[Interface dataset entries]
__________
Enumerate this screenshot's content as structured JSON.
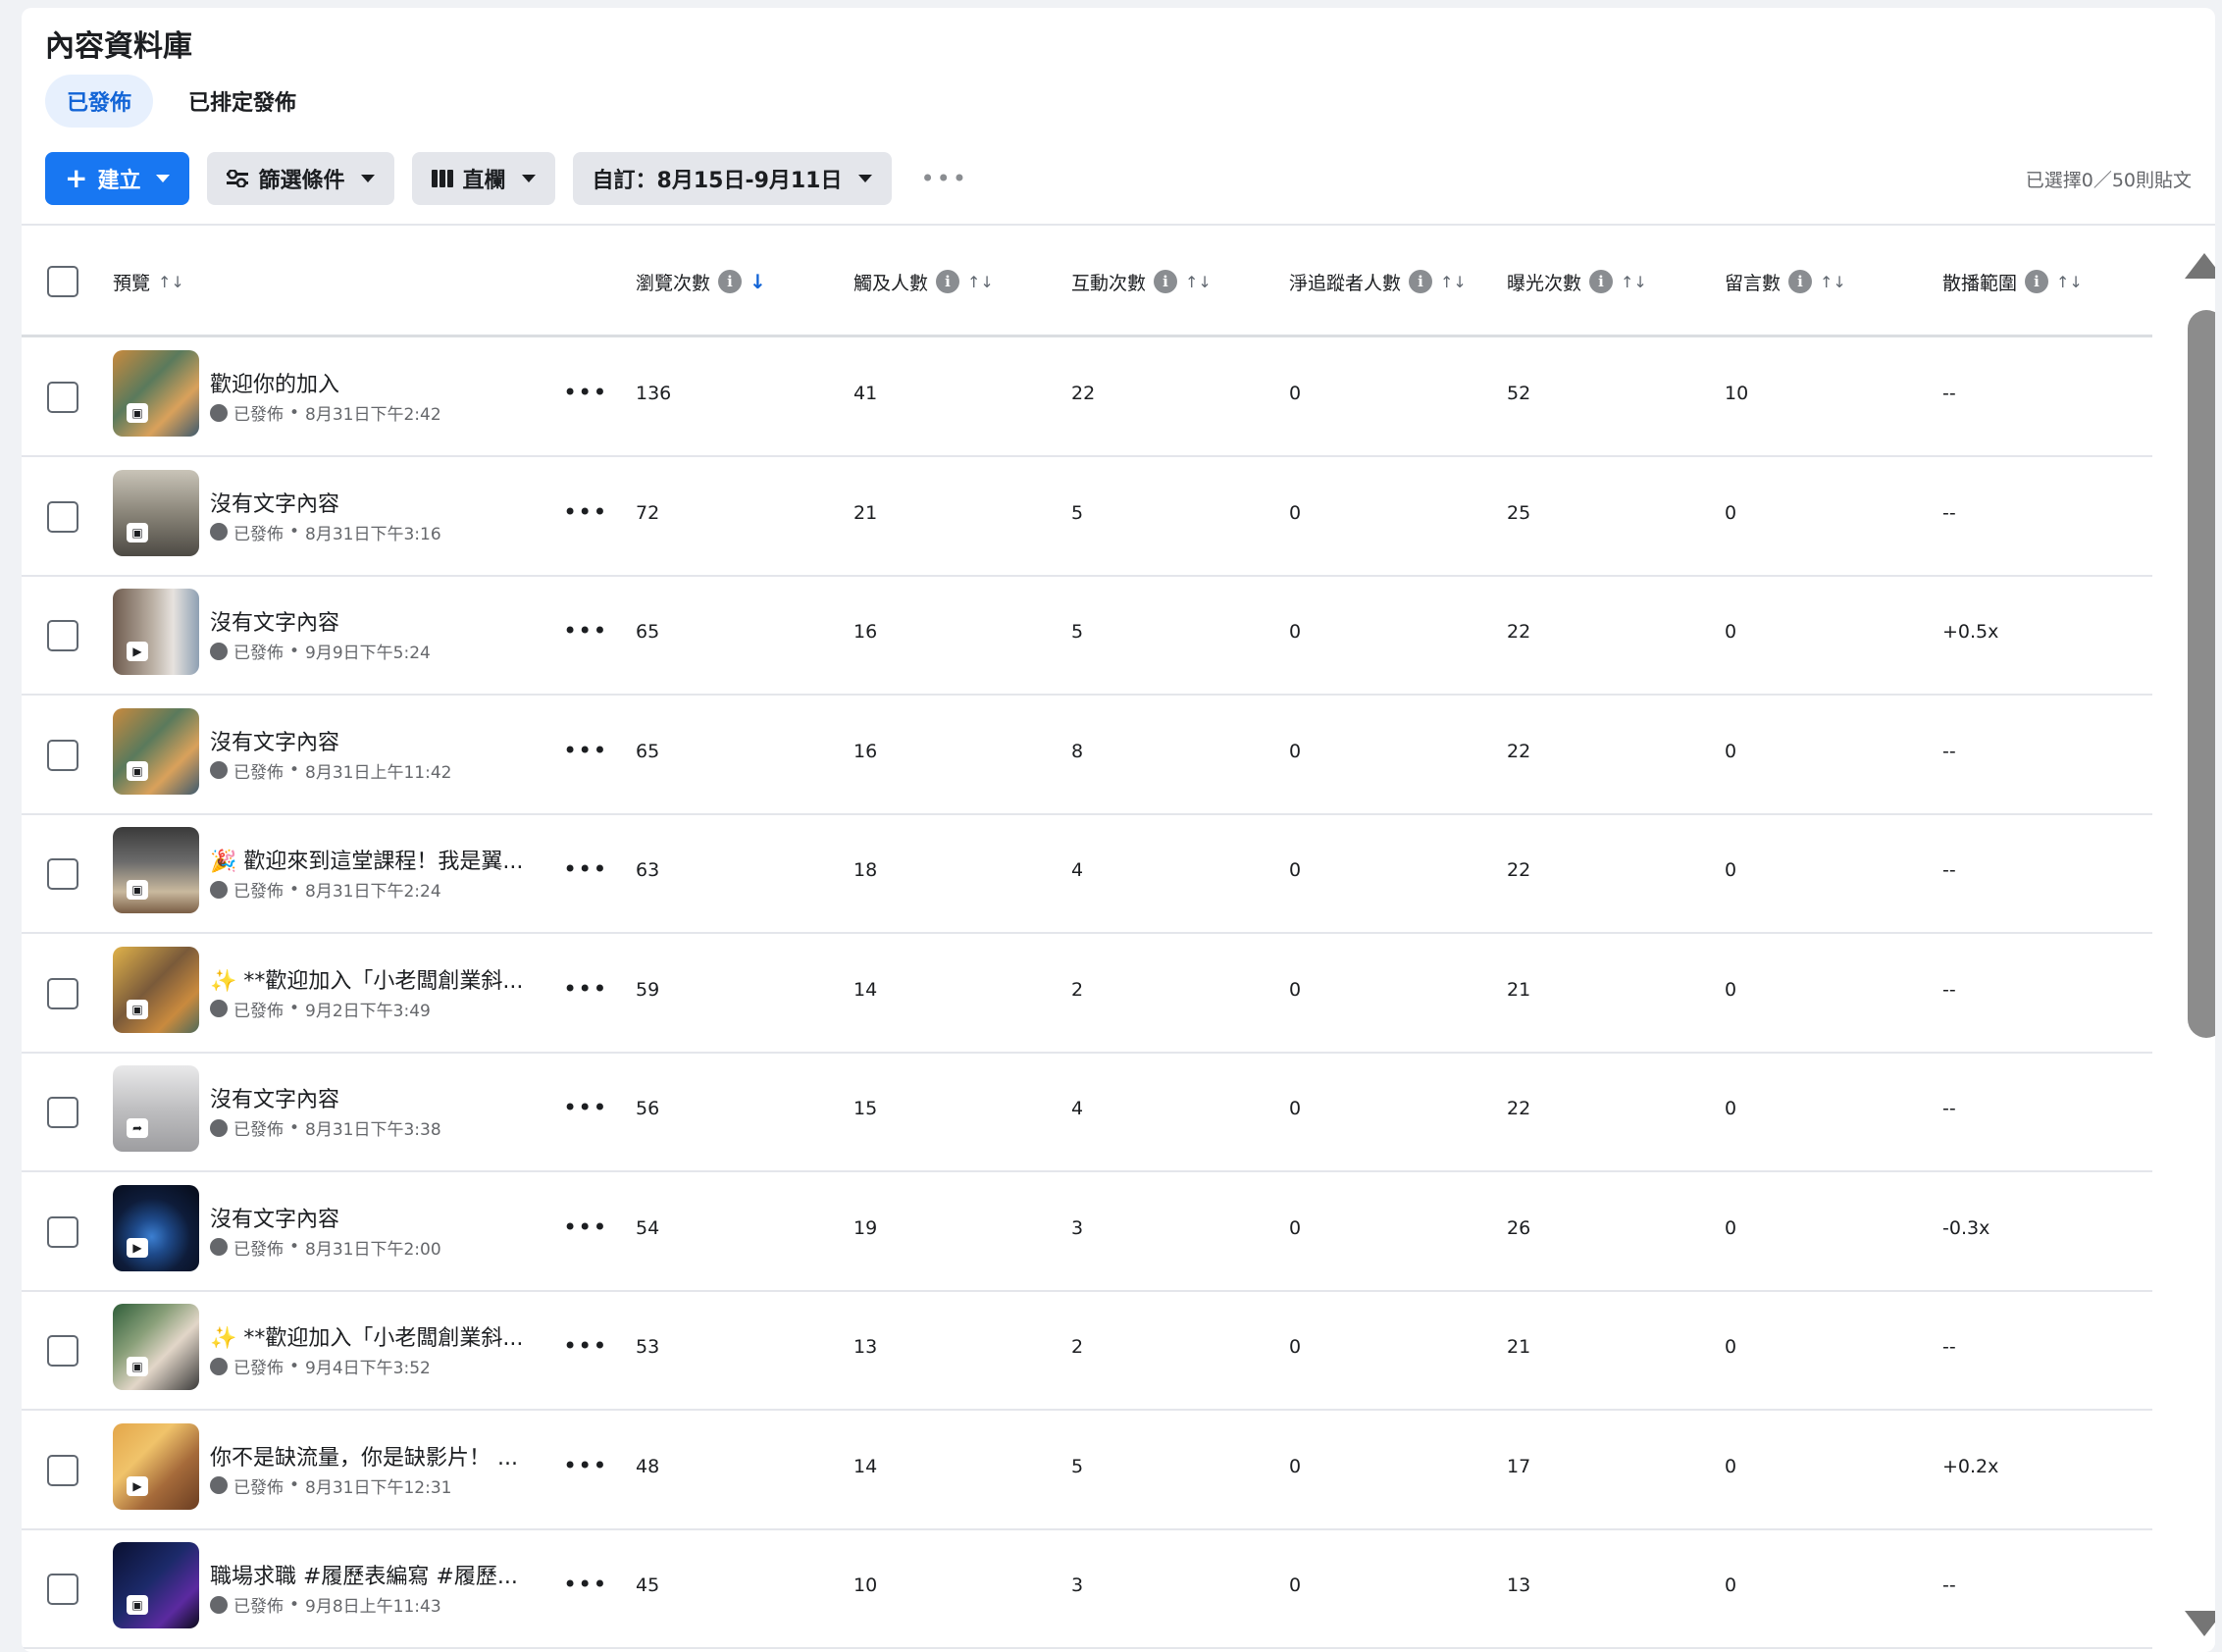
{
  "page": {
    "title": "內容資料庫"
  },
  "tabs": [
    {
      "label": "已發佈",
      "active": true
    },
    {
      "label": "已排定發佈",
      "active": false
    }
  ],
  "toolbar": {
    "create_label": "建立",
    "filter_label": "篩選條件",
    "columns_label": "直欄",
    "date_label": "自訂：8月15日-9月11日",
    "more_label": "•••",
    "selected_count": "已選擇0／50則貼文"
  },
  "columns": {
    "preview": "預覽",
    "views": "瀏覽次數",
    "reach": "觸及人數",
    "interactions": "互動次數",
    "net_follows": "淨追蹤者人數",
    "impressions": "曝光次數",
    "comments": "留言數",
    "distribution": "散播範圍"
  },
  "icons": {
    "info": "i",
    "sort": "↑↓",
    "sort_active": "↓",
    "more": "•••"
  },
  "rows": [
    {
      "title": "歡迎你的加入",
      "status": "已發佈",
      "date": "8月31日下午2:42",
      "type": "photo",
      "thumb": "crowd",
      "views": "136",
      "reach": "41",
      "interactions": "22",
      "net_follows": "0",
      "impressions": "52",
      "comments": "10",
      "distribution": "--"
    },
    {
      "title": "沒有文字內容",
      "status": "已發佈",
      "date": "8月31日下午3:16",
      "type": "photo",
      "thumb": "classroom",
      "views": "72",
      "reach": "21",
      "interactions": "5",
      "net_follows": "0",
      "impressions": "25",
      "comments": "0",
      "distribution": "--"
    },
    {
      "title": "沒有文字內容",
      "status": "已發佈",
      "date": "9月9日下午5:24",
      "type": "video",
      "thumb": "avatar",
      "views": "65",
      "reach": "16",
      "interactions": "5",
      "net_follows": "0",
      "impressions": "22",
      "comments": "0",
      "distribution": "+0.5x"
    },
    {
      "title": "沒有文字內容",
      "status": "已發佈",
      "date": "8月31日上午11:42",
      "type": "photo",
      "thumb": "crowd",
      "views": "65",
      "reach": "16",
      "interactions": "8",
      "net_follows": "0",
      "impressions": "22",
      "comments": "0",
      "distribution": "--"
    },
    {
      "title": "🎉 歡迎來到這堂課程！我是翼...",
      "status": "已發佈",
      "date": "8月31日下午2:24",
      "type": "photo",
      "thumb": "figure",
      "views": "63",
      "reach": "18",
      "interactions": "4",
      "net_follows": "0",
      "impressions": "22",
      "comments": "0",
      "distribution": "--"
    },
    {
      "title": "✨ **歡迎加入「小老闆創業斜...",
      "status": "已發佈",
      "date": "9月2日下午3:49",
      "type": "photo",
      "thumb": "crowd2",
      "views": "59",
      "reach": "14",
      "interactions": "2",
      "net_follows": "0",
      "impressions": "21",
      "comments": "0",
      "distribution": "--"
    },
    {
      "title": "沒有文字內容",
      "status": "已發佈",
      "date": "8月31日下午3:38",
      "type": "share",
      "thumb": "share",
      "views": "56",
      "reach": "15",
      "interactions": "4",
      "net_follows": "0",
      "impressions": "22",
      "comments": "0",
      "distribution": "--"
    },
    {
      "title": "沒有文字內容",
      "status": "已發佈",
      "date": "8月31日下午2:00",
      "type": "video",
      "thumb": "earth",
      "views": "54",
      "reach": "19",
      "interactions": "3",
      "net_follows": "0",
      "impressions": "26",
      "comments": "0",
      "distribution": "-0.3x"
    },
    {
      "title": "✨ **歡迎加入「小老闆創業斜...",
      "status": "已發佈",
      "date": "9月4日下午3:52",
      "type": "photo",
      "thumb": "woman",
      "views": "53",
      "reach": "13",
      "interactions": "2",
      "net_follows": "0",
      "impressions": "21",
      "comments": "0",
      "distribution": "--"
    },
    {
      "title": "你不是缺流量，你是缺影片！ ...",
      "status": "已發佈",
      "date": "8月31日下午12:31",
      "type": "video",
      "thumb": "cartoon",
      "views": "48",
      "reach": "14",
      "interactions": "5",
      "net_follows": "0",
      "impressions": "17",
      "comments": "0",
      "distribution": "+0.2x"
    },
    {
      "title": "職場求職 #履歷表編寫 #履歷...",
      "status": "已發佈",
      "date": "9月8日上午11:43",
      "type": "photo",
      "thumb": "dark",
      "views": "45",
      "reach": "10",
      "interactions": "3",
      "net_follows": "0",
      "impressions": "13",
      "comments": "0",
      "distribution": "--"
    }
  ],
  "colors": {
    "accent": "#1877f2",
    "tab_active_bg": "#e7f0fd",
    "tab_active_text": "#1264d6"
  }
}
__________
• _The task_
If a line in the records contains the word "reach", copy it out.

• _Task result_
    "reach": "觸及人數",
      "reach": "41",
      "reach": "21",
      "reach": "16",
      "reach": "16",
      "reach": "18",
      "reach": "14",
      "reach": "15",
      "reach": "19",
      "reach": "13",
      "reach": "14",
      "reach": "10",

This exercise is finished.